The history of San Francisco Bread begins in the West Coast city of San Francisco, just over a century ago. This bread, soft on the inside and crispy on the outside, was made with a long, slow rising process and was characterized by high hydration. With its slightly lactic scent, given by sourdough, it was immediately loved by all its inhabitants.
In the mythical years of the Gold Rush, this bread was at the center of an ancient ritual, widespread among local miners: legend tells that gold miners used to share and eat it together before facing the hard and dangerous days of work. Thus, this bread became over time a symbol of prosperity and good luck. Fishermen, on the other hand, used to take the loaves with them out to sea and use them as bowls in which they enjoyed tasty fish soups.
Initially it was thought that San Francisco was the only place where this type of sourdough bread could be produced: local bakers swore that no one could reproduce it beyond a 50-mile radius of the city.
Today we know that this is not true because in 1971, just in San Francisco, scientists identified for the first time the strain of lactic ferments responsible for the extraordinary organoleptic qualities of this bread. In honor of the city where it was first isolated, the lactic ferment that characterized it took the name "Sanfranciscensis."
Today it is well known that there are many different types of sourdough in the world, but that "Sanfranciscensis" always remains the dominant lactic ferment.

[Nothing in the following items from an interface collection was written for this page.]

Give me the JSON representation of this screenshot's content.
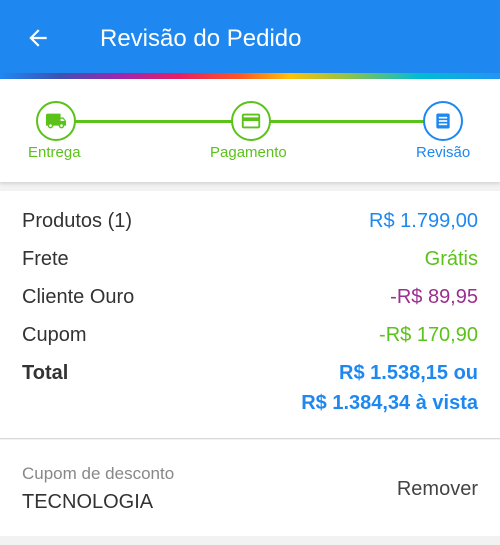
{
  "header": {
    "title": "Revisão do Pedido",
    "back_icon": "arrow-left-icon",
    "background": "#1e88f0"
  },
  "stepper": {
    "steps": [
      {
        "label": "Entrega",
        "icon": "truck-icon",
        "state": "done"
      },
      {
        "label": "Pagamento",
        "icon": "credit-card-icon",
        "state": "done"
      },
      {
        "label": "Revisão",
        "icon": "receipt-icon",
        "state": "current"
      }
    ],
    "done_color": "#5bc219",
    "current_color": "#1e88f0"
  },
  "summary": {
    "products": {
      "label": "Produtos (1)",
      "value": "R$ 1.799,00",
      "color": "#1e88f0"
    },
    "shipping": {
      "label": "Frete",
      "value": "Grátis",
      "color": "#5bc219"
    },
    "gold_client": {
      "label": "Cliente Ouro",
      "value": "-R$ 89,95",
      "color": "#9b2f8f"
    },
    "coupon": {
      "label": "Cupom",
      "value": "-R$ 170,90",
      "color": "#5bc219"
    },
    "total": {
      "label": "Total",
      "value_line1": "R$ 1.538,15 ou",
      "value_line2": "R$ 1.384,34 à vista"
    }
  },
  "coupon_box": {
    "caption": "Cupom de desconto",
    "code": "TECNOLOGIA",
    "remove_label": "Remover"
  }
}
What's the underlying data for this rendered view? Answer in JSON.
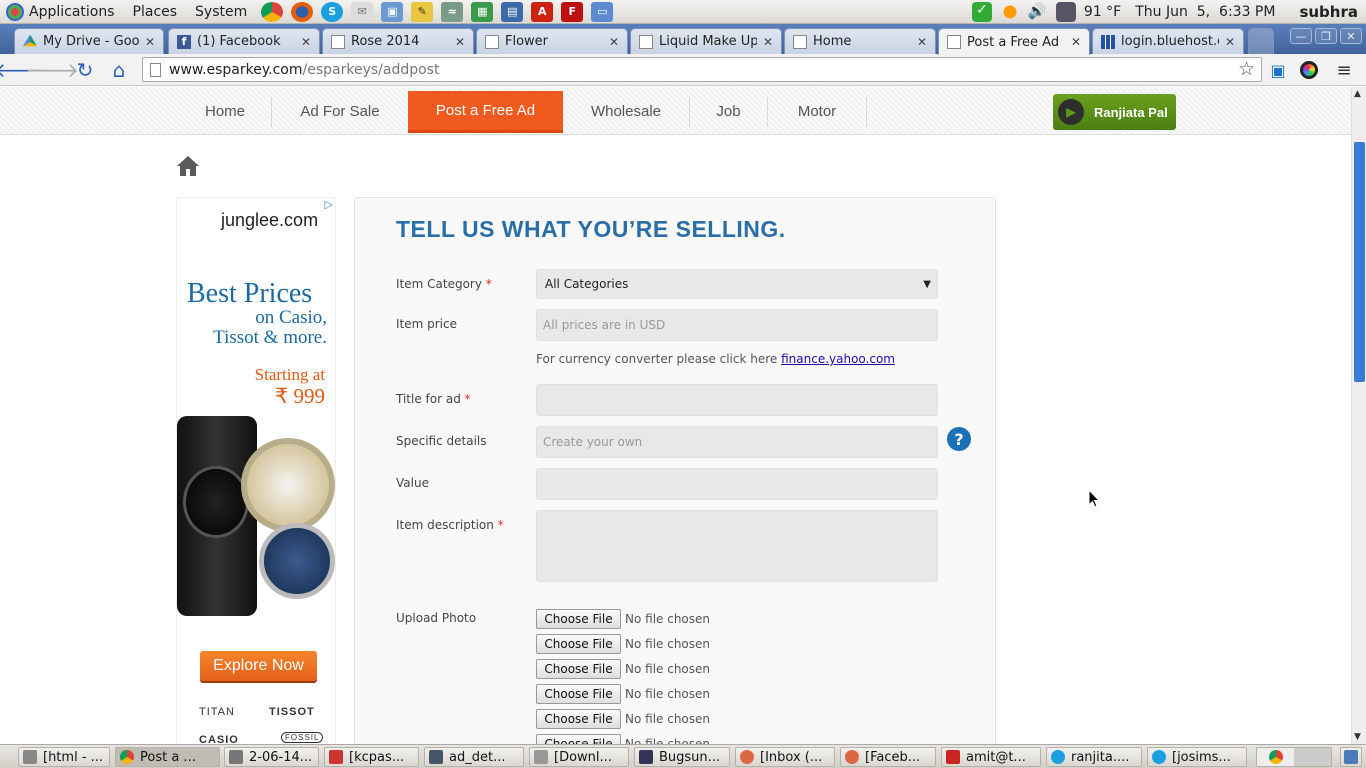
{
  "top_panel": {
    "menus": [
      "Applications",
      "Places",
      "System"
    ],
    "temperature": "91 °F",
    "datetime": "Thu Jun  5,  6:33 PM",
    "username": "subhra"
  },
  "tabs": [
    {
      "title": "My Drive - Google",
      "icon": "google-drive-icon"
    },
    {
      "title": "(1) Facebook",
      "icon": "facebook-icon"
    },
    {
      "title": "Rose 2014",
      "icon": "page-icon"
    },
    {
      "title": "Flower",
      "icon": "page-icon"
    },
    {
      "title": "Liquid Make Up",
      "icon": "page-icon"
    },
    {
      "title": "Home",
      "icon": "page-icon"
    },
    {
      "title": "Post a Free Ad",
      "icon": "page-icon",
      "active": true
    },
    {
      "title": "login.bluehost.cc",
      "icon": "grid-icon"
    }
  ],
  "address_bar": {
    "host": "www.esparkey.com",
    "path": "/esparkeys/addpost"
  },
  "site_nav": {
    "items": [
      "Home",
      "Ad For Sale",
      "Post a Free Ad",
      "Wholesale",
      "Job",
      "Motor"
    ],
    "active": "Post a Free Ad",
    "user_button": "Ranjiata Pal"
  },
  "ad": {
    "brand": "junglee.com",
    "headline": "Best Prices",
    "subhead_1": "on Casio,",
    "subhead_2": "Tissot & more.",
    "starting_at": "Starting at",
    "price": "₹ 999",
    "cta": "Explore Now",
    "logos": [
      "TITAN",
      "TISSOT",
      "CASIO",
      "FOSSIL"
    ]
  },
  "form": {
    "title": "TELL US WHAT YOU’RE SELLING.",
    "labels": {
      "category": "Item Category",
      "price": "Item price",
      "title": "Title for ad",
      "details": "Specific details",
      "value": "Value",
      "description": "Item description",
      "upload": "Upload Photo"
    },
    "required_mark": "*",
    "category_value": "All Categories",
    "price_placeholder": "All prices are in USD",
    "details_placeholder": "Create your own",
    "currency_hint": "For currency converter please click here",
    "currency_link": "finance.yahoo.com",
    "help_symbol": "?",
    "choose_file_label": "Choose File",
    "no_file_label": "No file chosen"
  },
  "taskbar": [
    {
      "label": "[html - ...",
      "color": "#888"
    },
    {
      "label": "Post a ...",
      "color": "#d33",
      "active": true
    },
    {
      "label": "2-06-14...",
      "color": "#777"
    },
    {
      "label": "[kcpas...",
      "color": "#c33"
    },
    {
      "label": "ad_det...",
      "color": "#456"
    },
    {
      "label": "[Downl...",
      "color": "#999"
    },
    {
      "label": "Bugsun...",
      "color": "#335"
    },
    {
      "label": "[Inbox (...",
      "color": "#d64"
    },
    {
      "label": "[Faceb...",
      "color": "#d64"
    },
    {
      "label": "amit@t...",
      "color": "#c22"
    },
    {
      "label": "ranjita....",
      "color": "#1aa0e0"
    },
    {
      "label": "[josims...",
      "color": "#1aa0e0"
    }
  ],
  "colors": {
    "accent_orange": "#f05a1e",
    "title_blue": "#2a6ea8",
    "user_green": "#5b9a18"
  }
}
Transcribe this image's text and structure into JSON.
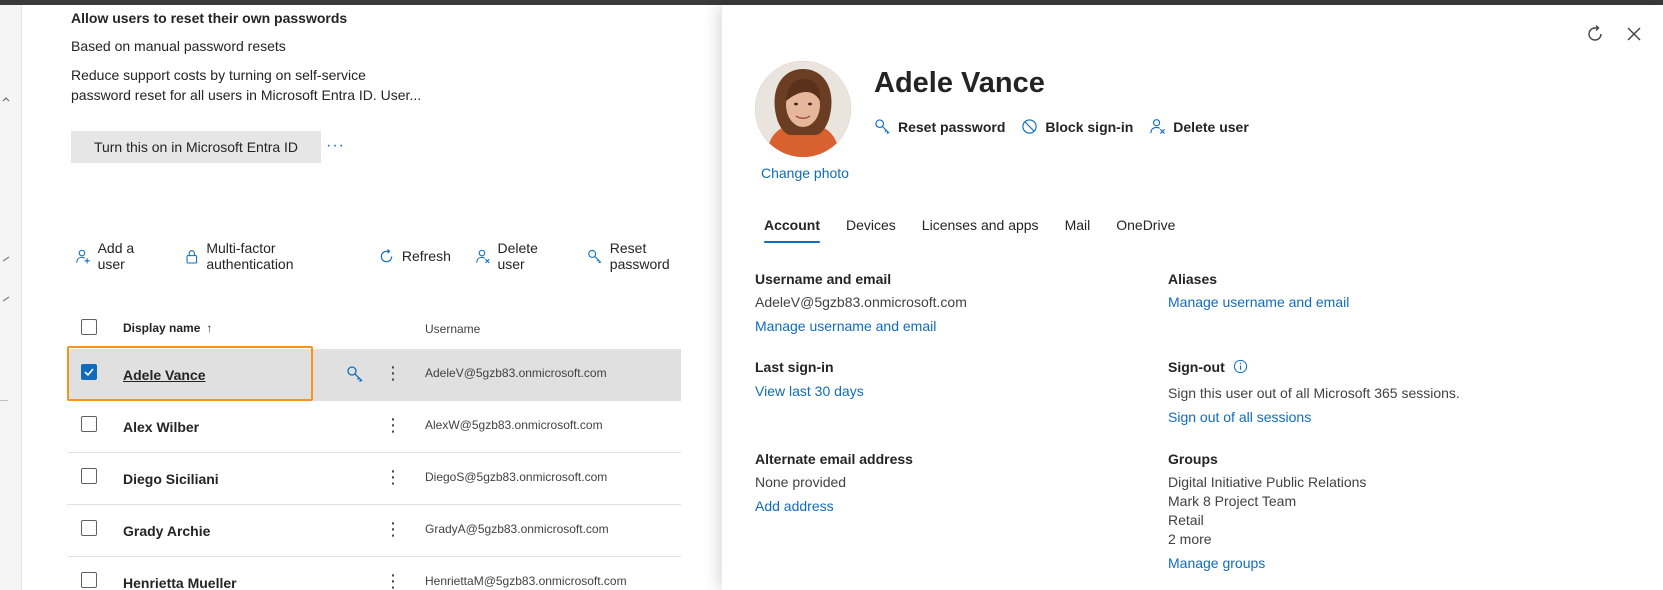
{
  "promo": {
    "title": "Allow users to reset their own passwords",
    "subtitle": "Based on manual password resets",
    "description_line1": "Reduce support costs by turning on self-service",
    "description_line2": "password reset for all users in Microsoft Entra ID. User...",
    "button_label": "Turn this on in Microsoft Entra ID",
    "more_label": "···"
  },
  "toolbar": {
    "add_user": "Add a user",
    "mfa": "Multi-factor authentication",
    "refresh": "Refresh",
    "delete_user": "Delete user",
    "reset_password": "Reset password"
  },
  "table": {
    "columns": {
      "display_name": "Display name",
      "sort_indicator": "↑",
      "username": "Username"
    },
    "rows": [
      {
        "name": "Adele Vance",
        "username": "AdeleV@5gzb83.onmicrosoft.com",
        "selected": true
      },
      {
        "name": "Alex Wilber",
        "username": "AlexW@5gzb83.onmicrosoft.com",
        "selected": false
      },
      {
        "name": "Diego Siciliani",
        "username": "DiegoS@5gzb83.onmicrosoft.com",
        "selected": false
      },
      {
        "name": "Grady Archie",
        "username": "GradyA@5gzb83.onmicrosoft.com",
        "selected": false
      },
      {
        "name": "Henrietta Mueller",
        "username": "HenriettaM@5gzb83.onmicrosoft.com",
        "selected": false
      }
    ],
    "row_more": "⋮"
  },
  "panel": {
    "user_name": "Adele Vance",
    "change_photo": "Change photo",
    "actions": {
      "reset_password": "Reset password",
      "block_signin": "Block sign-in",
      "delete_user": "Delete user"
    },
    "tabs": [
      "Account",
      "Devices",
      "Licenses and apps",
      "Mail",
      "OneDrive"
    ],
    "active_tab": "Account",
    "username_section": {
      "title": "Username and email",
      "value": "AdeleV@5gzb83.onmicrosoft.com",
      "link": "Manage username and email"
    },
    "aliases_section": {
      "title": "Aliases",
      "link": "Manage username and email"
    },
    "last_signin_section": {
      "title": "Last sign-in",
      "link": "View last 30 days"
    },
    "signout_section": {
      "title": "Sign-out",
      "text": "Sign this user out of all Microsoft 365 sessions.",
      "link": "Sign out of all sessions"
    },
    "alt_email_section": {
      "title": "Alternate email address",
      "value": "None provided",
      "link": "Add address"
    },
    "groups_section": {
      "title": "Groups",
      "items": [
        "Digital Initiative Public Relations",
        "Mark 8 Project Team",
        "Retail",
        "2 more"
      ],
      "link": "Manage groups"
    }
  },
  "colors": {
    "accent": "#0f6cbd",
    "focus_outline": "#f7941d",
    "selected_row": "#e0e0e0"
  }
}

San Francisco Bread is still prepared today in respect of the ancient recipe. Maybe to commemorate the great saint, it is embellished with a characteristic cross-shaped incision, which makes it unique as its flavor.